A pet peeve of mine is the way in which corporate social responsibility (CSR) and ethics are talked about as if they are one and the same. It’s an understandable confusion, certainly. However, it helps to remember that CSR typically has to do with initiatives endorsed at an organizational level and even highly socially responsible companies can have individuals, departments, or boards with extremely flawed ethics. No matter how badly those lousy ethics might taint the reputation of the company, they don’t necessarily mean that the company’s CSR efforts are phony or ill-conceived.
An ace example from recent events? Business Ethics magazine named Hewlett-Packard number two on its annual list of the best corporate citizens. In fact, H-P has been on the list for the last seven years. Does that make Business Ethics’ survey a sham?

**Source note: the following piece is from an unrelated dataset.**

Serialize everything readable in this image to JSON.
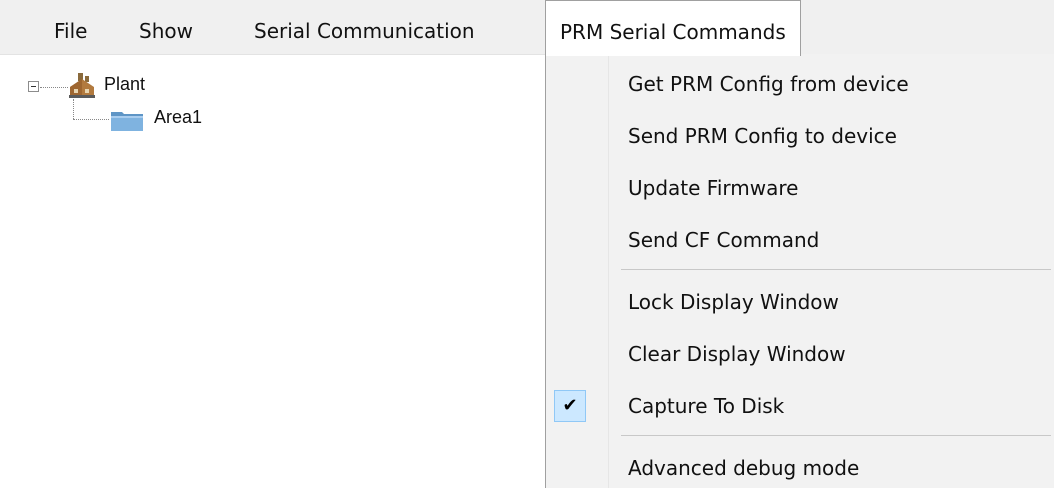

I certainly don’t think so. No matter how horrific the ethics of Patricia Dunn and some of H-P’s board may turn out to have been, the company has done well overall in serving both its employees and the public and they deserve to be recognized for that. Lest it need to be said, that is in no way intended to be a covert excusing of Dunn and Company’s behavior. It is simply a reminder that even really good companies can have really flawed people and policies.

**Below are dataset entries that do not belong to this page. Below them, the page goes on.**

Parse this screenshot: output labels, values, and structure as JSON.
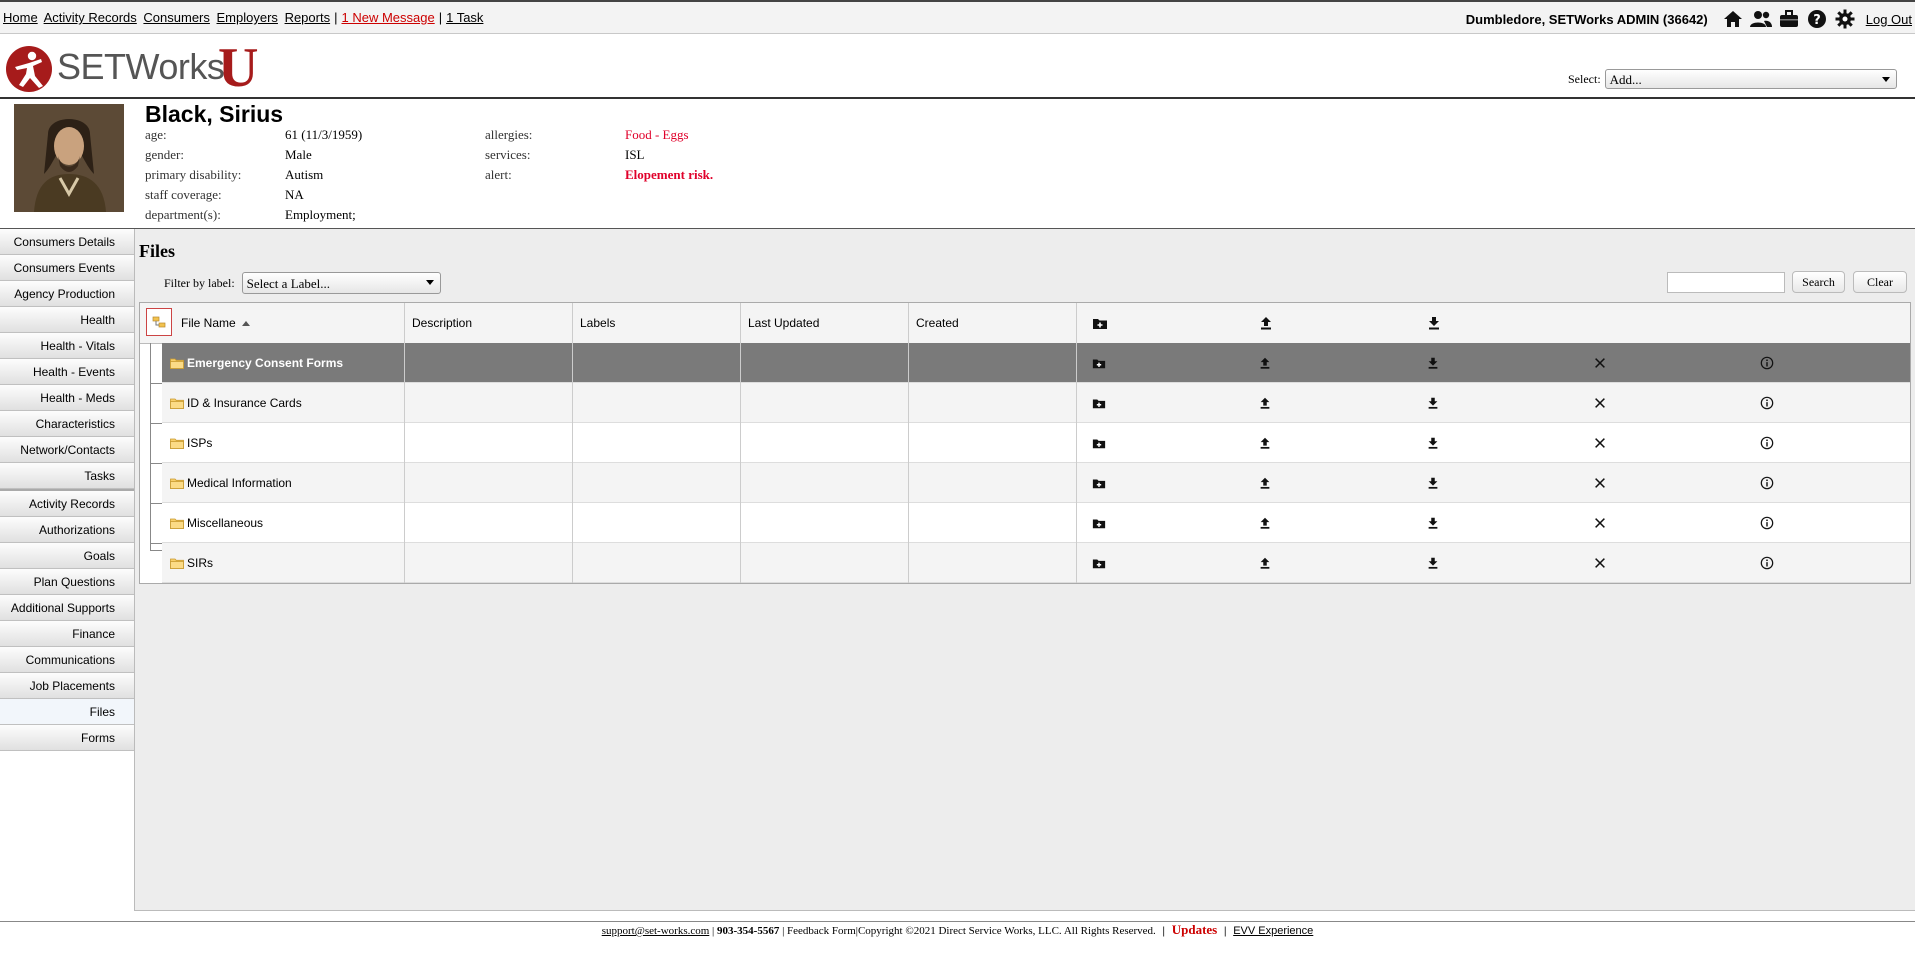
{
  "topnav": {
    "links": [
      "Home",
      "Activity Records",
      "Consumers",
      "Employers",
      "Reports"
    ],
    "separator": "|",
    "messages": "1 New Message",
    "tasks": "1 Task"
  },
  "user": {
    "label": "Dumbledore, SETWorks ADMIN  (36642)",
    "logout": "Log Out",
    "icons": [
      "home-icon",
      "users-icon",
      "briefcase-icon",
      "help-icon",
      "gear-icon"
    ]
  },
  "logo": {
    "text": "SETWorks",
    "u": "U"
  },
  "select_add": {
    "label": "Select:",
    "value": "Add..."
  },
  "person": {
    "name": "Black, Sirius",
    "fields_left": [
      {
        "label": "age:",
        "value": "61 (11/3/1959)"
      },
      {
        "label": "gender:",
        "value": "Male"
      },
      {
        "label": "primary disability:",
        "value": "Autism"
      },
      {
        "label": "staff coverage:",
        "value": "NA"
      },
      {
        "label": "department(s):",
        "value": "Employment;"
      }
    ],
    "fields_right": [
      {
        "label": "allergies:",
        "value": "Food - Eggs"
      },
      {
        "label": "services:",
        "value": "ISL"
      },
      {
        "label": "alert:",
        "value": "Elopement risk."
      }
    ]
  },
  "sidebar": {
    "group1": [
      "Consumers Details",
      "Consumers Events",
      "Agency Production",
      "Health",
      "Health - Vitals",
      "Health - Events",
      "Health - Meds",
      "Characteristics",
      "Network/Contacts",
      "Tasks"
    ],
    "group2": [
      "Activity Records",
      "Authorizations",
      "Goals",
      "Plan Questions",
      "Additional Supports",
      "Finance",
      "Communications",
      "Job Placements",
      "Files",
      "Forms"
    ],
    "active": "Files"
  },
  "files": {
    "title": "Files",
    "filter_label": "Filter by label:",
    "filter_value": "Select a Label...",
    "search_btn": "Search",
    "clear_btn": "Clear",
    "columns": [
      "File Name",
      "Description",
      "Labels",
      "Last Updated",
      "Created"
    ],
    "rows": [
      {
        "name": "Emergency Consent Forms",
        "selected": true
      },
      {
        "name": "ID & Insurance Cards",
        "selected": false
      },
      {
        "name": "ISPs",
        "selected": false
      },
      {
        "name": "Medical Information",
        "selected": false
      },
      {
        "name": "Miscellaneous",
        "selected": false
      },
      {
        "name": "SIRs",
        "selected": false
      }
    ]
  },
  "footer": {
    "email": "support@set-works.com",
    "phone": "903-354-5567",
    "feedback": "Feedback Form",
    "copyright": "Copyright ©2021 Direct Service Works, LLC. All Rights Reserved.",
    "updates": "Updates",
    "evv": "EVV Experience"
  }
}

My central message here? I guess there are two. The first is simply a reminder that, as intertwined as they can sometimes be, CSR and corporate ethics are not one and the same. The second point is that, when thumbing our noses at those who have transgressed, let’s not assume that they represent everything – or perhaps even much at all – about their company as a whole. The trick is to reasonably discern to which degree, if any, flaws at the top have become springboards for the creation or tolerance of inappropriate behavior elsewhere in the organization. Without careful evaluation, including outside experts as well as internal audits, that can be far more easily said than done.